Born (1943-12-27) December 27, 1943 (age 71)
Institutions Colorado School of Mines
École Polytechnique Fédérale de Lausanne
Texas A&M University
Baylor University
Alma mater University of Texas at Austin

Dr. Walter L. Bradley is a retired professor of materials science and engineering. His work has focused on the mechanical properties of polymeric composites and engineering plastics, emphasizing fracture mechanics and life prediction. His research has been supported by NSF, DOE, NASA, AFOSR and many Fortune 500 companies including Dupont, Dow Chemical, 3M and Chevron-Phillips resulting in more than 130 refereed articles and 12 book chapters. In recognition of his contributions to his field, he was elected Fellow of the American Society for Materials in 1993 and Educator of the Year for the Society of Plastics Engineering in 2011.
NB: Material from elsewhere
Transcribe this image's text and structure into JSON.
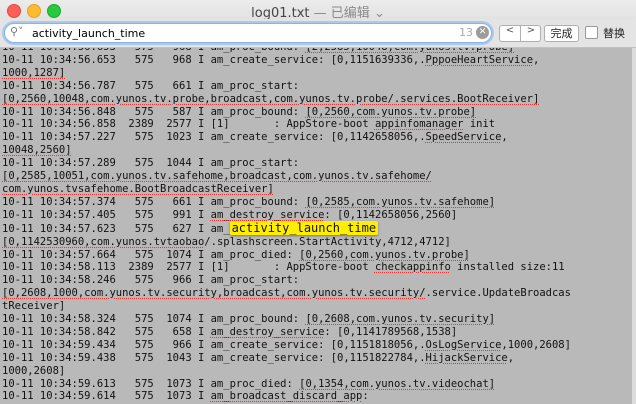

Dr Bradley taught from 1968-1976 at the Colorado School of Mines as an Assistant and Associate Professor of Metallurgical Engineering before moving to Texas A&M University, where he began his seminal work in fracture studies in graphite/epoxy composite materials. During his 24 years as a Professor of Mechanical Engineering (ME) at Texas A&M University (1976-2000), he was Division Head for Materials and Manufacturing and subsequently served as Department Head of ME, a department of 67 professors and 1500 students. He also served as the Division Head of Materials for the NSF Offshore Technology Center at TAMU. He started and directed for 10 years the interdisciplinary Polymer Technology Center at Texas A&M University a center that served ~20 major companies. In 1995, he was honored with the Charles W. Crawford Award by the College of Engineering at TAMU for his outstanding contributes to the college. Dr. Bradley finished his academic career at Baylor University where he was invited to come as a Distinguished Professor to start a graduate program in the School of Engineering. During his time at Baylor, he refocused his research to materials engineering topics that could stimulate economic development in 3rd world countries. This work focused on converting agricultural waste from coconuts into functional fillers for polymers, reducing the cost, enhancing the mechanical properties, and making these polymeric composites more environmentally friendly. His work with Ford Motors resulted in a materials innovation award in 2011 from the Society of Plastics Engineers.

Dr. Bradley's extracurricular interests have included the dialogue between Faith and Science. He co-authored "The Mystery of Life's Origin: Reassessing Current Theories" in 1984 and has subsequently written 10+ book chapters dealing with faith-science issues. He has lectured on such topics as "The Mystery of Life's Origin: Reassessing Current Theories" and "Does Fine Tuning Support Theism?" at almost every major university in the United States to campus-wide audiences totally more than 60,000 as well as in Europe, Russia, South Africa, Taiwan, and China. He was elected a Fellow of the American Scientific Affiliation, the world's largest organization of scientists and engineers who profess a Christian faith. He was subsequently elected to serve one year terms as Vice President and then as President of the ASA.